• [WORK TO COMPLETE]:
Your task is to copy every line below that contains the word "signal".

______________________________

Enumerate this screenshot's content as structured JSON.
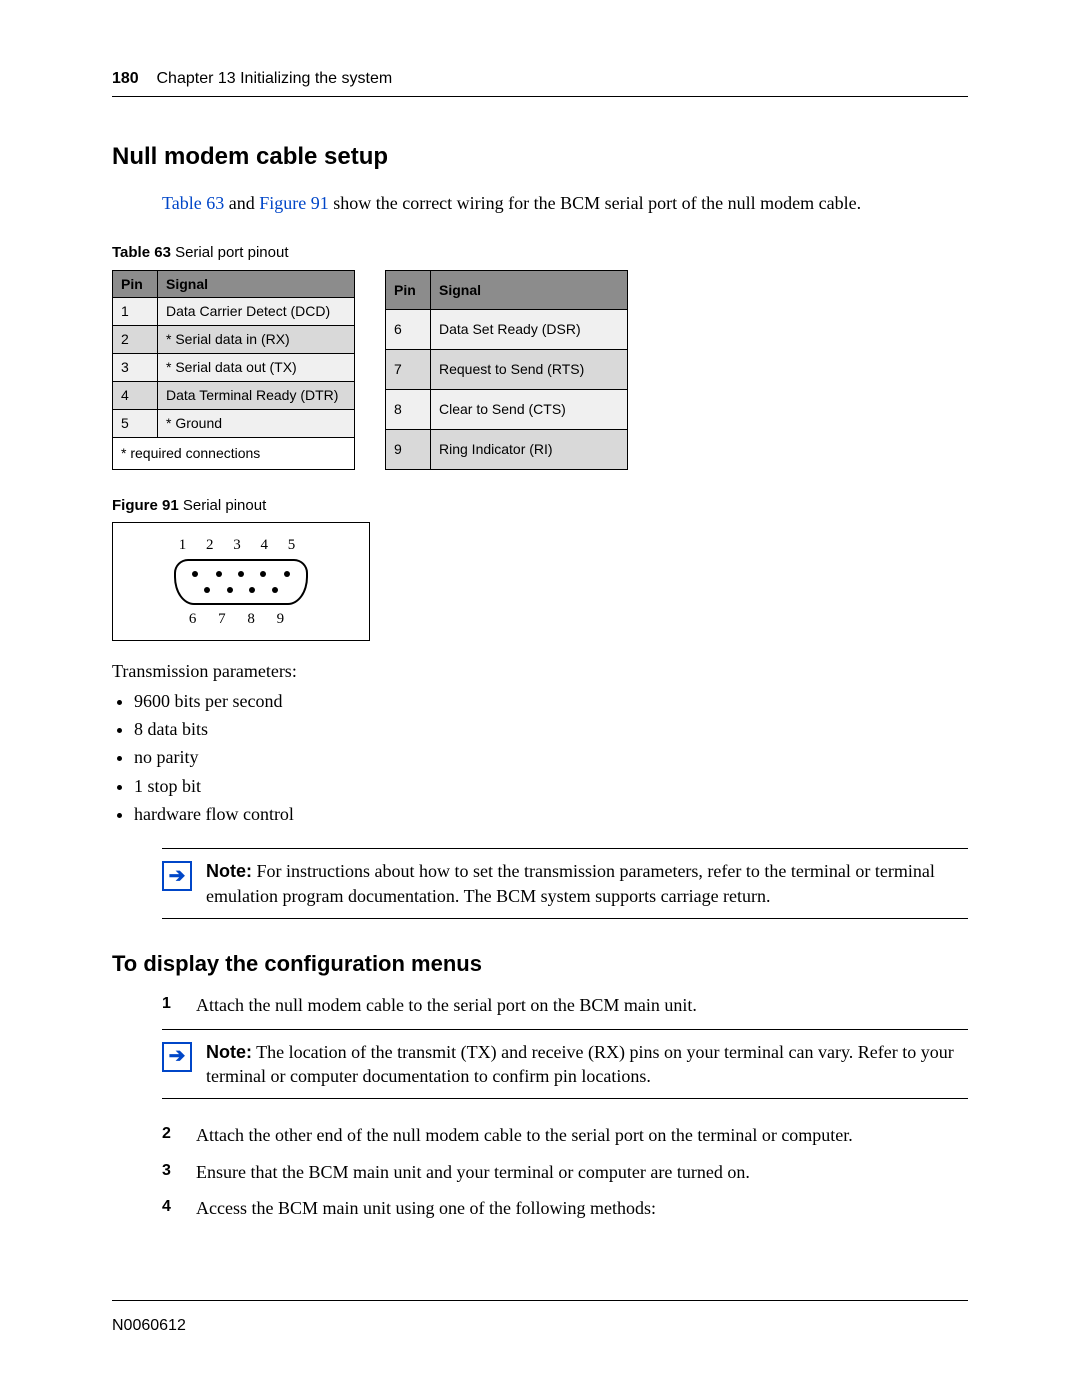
{
  "header": {
    "page_number": "180",
    "chapter": "Chapter 13  Initializing the system"
  },
  "section1_title": "Null modem cable setup",
  "intro_parts": {
    "pre": "",
    "link1": "Table 63",
    "mid": " and ",
    "link2": "Figure 91",
    "post": " show the correct wiring for the BCM serial port of the null modem cable."
  },
  "table_caption": {
    "label": "Table 63",
    "title": "   Serial port pinout"
  },
  "table_headers": {
    "pin": "Pin",
    "signal": "Signal"
  },
  "table_left": [
    {
      "pin": "1",
      "signal": "Data Carrier Detect (DCD)"
    },
    {
      "pin": "2",
      "signal": "* Serial data in (RX)"
    },
    {
      "pin": "3",
      "signal": "* Serial data out (TX)"
    },
    {
      "pin": "4",
      "signal": "Data Terminal Ready (DTR)"
    },
    {
      "pin": "5",
      "signal": "* Ground"
    }
  ],
  "table_right": [
    {
      "pin": "6",
      "signal": "Data Set Ready (DSR)"
    },
    {
      "pin": "7",
      "signal": "Request to Send (RTS)"
    },
    {
      "pin": "8",
      "signal": "Clear to Send (CTS)"
    },
    {
      "pin": "9",
      "signal": "Ring Indicator (RI)"
    }
  ],
  "table_footnote": "* required connections",
  "figure_caption": {
    "label": "Figure 91",
    "title": "   Serial pinout"
  },
  "figure_numbers_top": "1  2  3  4  5",
  "figure_numbers_bottom": "6  7  8  9",
  "trans_params_title": "Transmission parameters:",
  "trans_params": [
    "9600 bits per second",
    "8 data bits",
    "no parity",
    "1 stop bit",
    "hardware flow control"
  ],
  "note1": {
    "label": "Note:",
    "text": " For instructions about how to set the transmission parameters, refer to the terminal or terminal emulation program documentation. The BCM system supports carriage return."
  },
  "section2_title": "To display the configuration menus",
  "steps": [
    "Attach the null modem cable to the serial port on the BCM main unit.",
    "Attach the other end of the null modem cable to the serial port on the terminal or computer.",
    "Ensure that the BCM main unit and your terminal or computer are turned on.",
    "Access the BCM main unit using one of the following methods:"
  ],
  "note2": {
    "label": "Note:",
    "text": " The location of the transmit (TX) and receive (RX) pins on your terminal can vary. Refer to your terminal or computer documentation to confirm pin locations."
  },
  "footer_code": "N0060612"
}
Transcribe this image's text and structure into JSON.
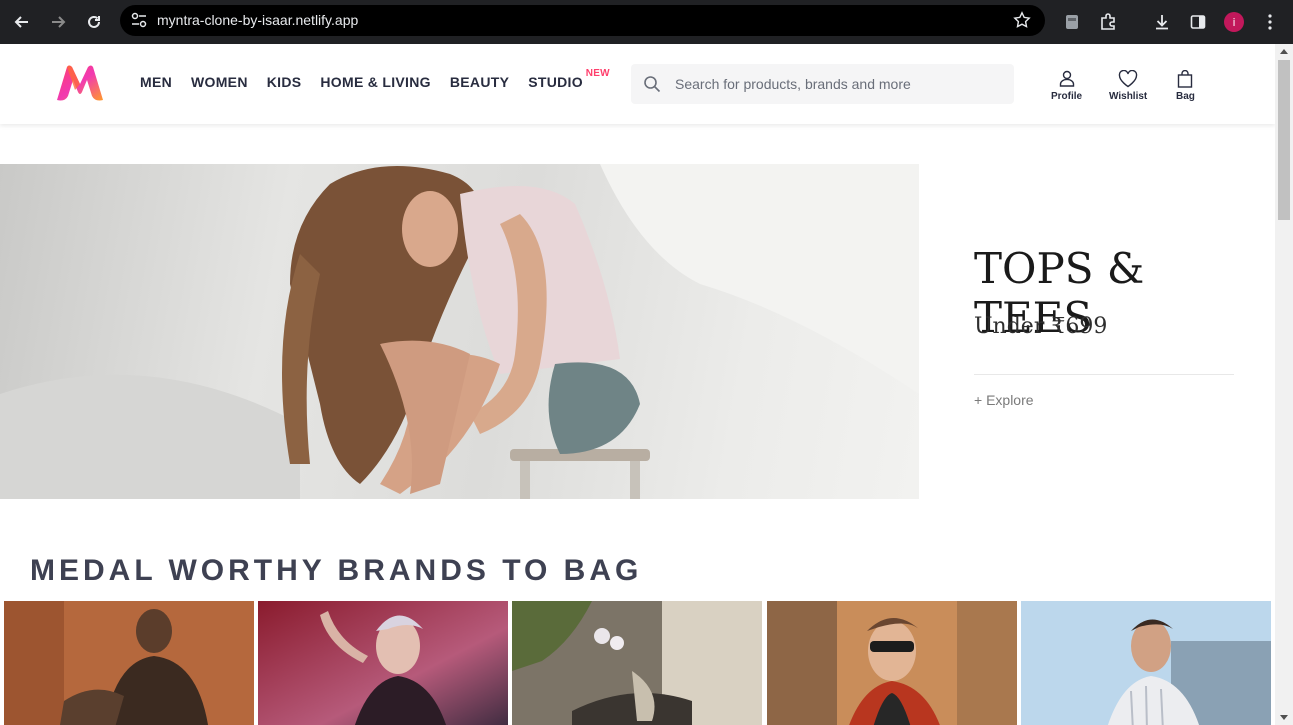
{
  "browser": {
    "url": "myntra-clone-by-isaar.netlify.app",
    "profile_initial": "i"
  },
  "header": {
    "nav": [
      {
        "label": "MEN"
      },
      {
        "label": "WOMEN"
      },
      {
        "label": "KIDS"
      },
      {
        "label": "HOME & LIVING"
      },
      {
        "label": "BEAUTY"
      },
      {
        "label": "STUDIO",
        "badge": "NEW"
      }
    ],
    "search_placeholder": "Search for products, brands and more",
    "actions": {
      "profile": "Profile",
      "wishlist": "Wishlist",
      "bag": "Bag"
    }
  },
  "hero": {
    "title": "TOPS & TEES",
    "subtitle": "Under ₹699",
    "cta": "+ Explore"
  },
  "section": {
    "title": "MEDAL WORTHY BRANDS TO BAG"
  },
  "colors": {
    "brand_pink": "#ff3f6c",
    "text_dark": "#282c3f",
    "section_text": "#3e4152"
  }
}
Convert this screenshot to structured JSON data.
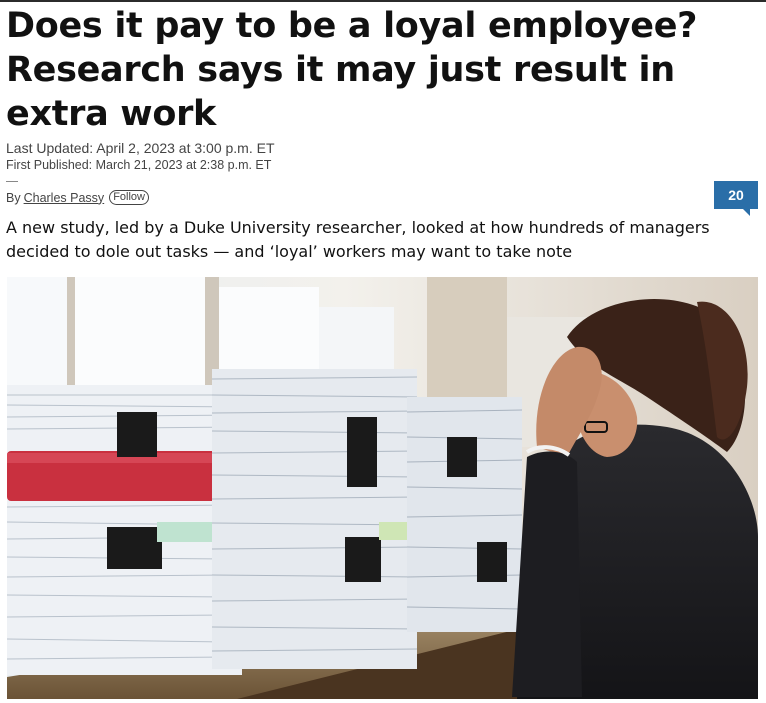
{
  "article": {
    "headline": "Does it pay to be a loyal employee? Research says it may just result in extra work",
    "last_updated": "Last Updated: April 2, 2023 at 3:00 p.m. ET",
    "first_published": "First Published: March 21, 2023 at 2:38 p.m. ET",
    "byline_prefix": "By",
    "author": "Charles Passy",
    "follow_label": "Follow",
    "comment_count": "20",
    "dek": "A new study, led by a Duke University researcher, looked at how hundreds of managers decided to dole out tasks — and ‘loyal’ workers may want to take note"
  },
  "icons": {
    "comment": "comment-bubble-icon"
  },
  "colors": {
    "badge": "#2a6ea8",
    "text": "#111111"
  }
}
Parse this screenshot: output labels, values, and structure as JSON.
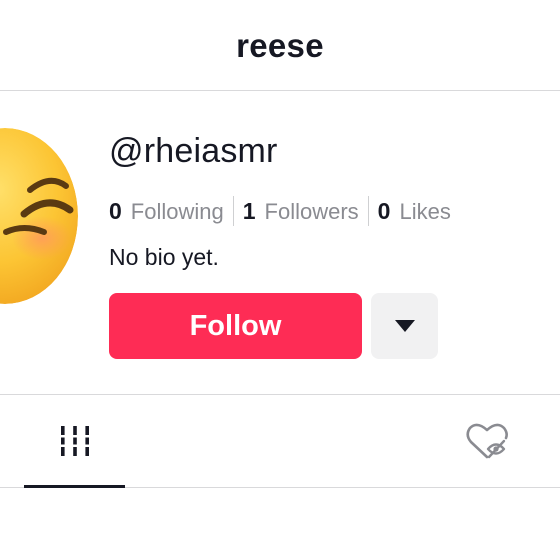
{
  "header": {
    "title": "reese"
  },
  "profile": {
    "avatar_icon": "smiling-emoji-avatar",
    "username": "@rheiasmr",
    "stats": [
      {
        "value": "0",
        "label": "Following"
      },
      {
        "value": "1",
        "label": "Followers"
      },
      {
        "value": "0",
        "label": "Likes"
      }
    ],
    "bio": "No bio yet.",
    "follow_label": "Follow",
    "more_icon": "caret-down-icon"
  },
  "tabs": {
    "active": "videos",
    "items": [
      {
        "name": "videos",
        "icon": "video-grid-icon"
      },
      {
        "name": "liked",
        "icon": "hidden-heart-icon"
      }
    ]
  },
  "colors": {
    "accent": "#fe2c55",
    "text": "#161823",
    "muted": "#8a8b91",
    "divider": "#d9d9db",
    "secondary_button": "#f1f1f2"
  }
}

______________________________

• [TASK RESPONSE]:
    "signal": "Signal"
      "signal": "Data Carrier Detect (DCD)"
      "signal": "* Serial data in (RX)"
      "signal": "* Serial data out (TX)"
      "signal": "Data Terminal Ready (DTR)"
      "signal": "* Ground"
      "signal": "Data Set Ready (DSR)"
      "signal": "Request to Send (RTS)"
      "signal": "Clear to Send (CTS)"
      "signal": "Ring Indicator (RI)"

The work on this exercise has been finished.